* _Problem description_
Your answer is a copy of every line in the records where "name" appears.

* _Stored data_
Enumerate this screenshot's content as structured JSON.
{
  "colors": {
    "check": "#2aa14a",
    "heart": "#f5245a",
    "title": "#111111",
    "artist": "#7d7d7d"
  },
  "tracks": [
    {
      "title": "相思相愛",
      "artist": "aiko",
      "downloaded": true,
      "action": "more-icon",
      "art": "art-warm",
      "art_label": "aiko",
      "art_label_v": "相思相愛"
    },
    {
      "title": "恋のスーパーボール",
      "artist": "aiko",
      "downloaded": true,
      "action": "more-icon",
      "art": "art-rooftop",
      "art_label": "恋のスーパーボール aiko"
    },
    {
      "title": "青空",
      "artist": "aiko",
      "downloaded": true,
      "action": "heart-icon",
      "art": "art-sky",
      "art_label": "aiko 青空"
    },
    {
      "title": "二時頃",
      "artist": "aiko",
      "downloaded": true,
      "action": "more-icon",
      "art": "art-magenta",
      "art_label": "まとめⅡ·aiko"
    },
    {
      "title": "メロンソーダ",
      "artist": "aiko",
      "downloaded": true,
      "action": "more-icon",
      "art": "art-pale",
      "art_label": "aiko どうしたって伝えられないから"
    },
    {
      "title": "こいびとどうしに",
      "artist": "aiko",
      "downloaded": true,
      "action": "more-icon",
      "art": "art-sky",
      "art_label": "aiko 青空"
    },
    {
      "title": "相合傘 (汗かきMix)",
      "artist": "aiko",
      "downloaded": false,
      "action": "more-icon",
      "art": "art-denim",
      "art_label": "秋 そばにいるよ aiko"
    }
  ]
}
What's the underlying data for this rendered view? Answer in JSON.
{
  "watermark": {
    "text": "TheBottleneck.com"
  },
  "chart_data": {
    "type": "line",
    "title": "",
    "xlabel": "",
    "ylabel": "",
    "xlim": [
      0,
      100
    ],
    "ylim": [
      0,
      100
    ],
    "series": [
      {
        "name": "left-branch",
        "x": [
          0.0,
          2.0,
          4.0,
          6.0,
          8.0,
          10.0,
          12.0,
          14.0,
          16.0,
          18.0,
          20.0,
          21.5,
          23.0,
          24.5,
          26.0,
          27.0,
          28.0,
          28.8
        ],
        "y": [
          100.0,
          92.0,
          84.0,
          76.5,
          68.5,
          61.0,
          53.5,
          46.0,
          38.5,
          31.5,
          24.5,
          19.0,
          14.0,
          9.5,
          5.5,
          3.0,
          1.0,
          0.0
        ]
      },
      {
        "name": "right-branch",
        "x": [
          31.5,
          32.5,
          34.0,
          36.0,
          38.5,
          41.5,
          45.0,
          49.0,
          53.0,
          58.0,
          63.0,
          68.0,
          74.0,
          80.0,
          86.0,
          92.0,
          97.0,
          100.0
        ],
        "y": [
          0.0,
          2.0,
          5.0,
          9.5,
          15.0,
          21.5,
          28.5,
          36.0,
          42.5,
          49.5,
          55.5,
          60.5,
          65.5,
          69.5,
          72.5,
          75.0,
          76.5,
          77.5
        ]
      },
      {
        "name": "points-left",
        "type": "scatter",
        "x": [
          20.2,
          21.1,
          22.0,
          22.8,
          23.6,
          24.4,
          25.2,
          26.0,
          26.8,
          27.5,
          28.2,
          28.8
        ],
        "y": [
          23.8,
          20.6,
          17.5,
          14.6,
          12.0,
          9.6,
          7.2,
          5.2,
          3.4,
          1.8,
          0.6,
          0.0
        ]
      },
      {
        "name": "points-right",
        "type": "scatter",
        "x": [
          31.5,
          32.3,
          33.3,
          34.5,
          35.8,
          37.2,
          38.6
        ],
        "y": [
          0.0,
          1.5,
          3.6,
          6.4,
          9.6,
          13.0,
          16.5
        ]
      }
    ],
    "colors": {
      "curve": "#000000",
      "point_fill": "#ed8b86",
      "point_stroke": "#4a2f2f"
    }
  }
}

* _Exercise answer_
        "name": "left-branch",
        "name": "right-branch",
        "name": "points-left",
        "name": "points-right",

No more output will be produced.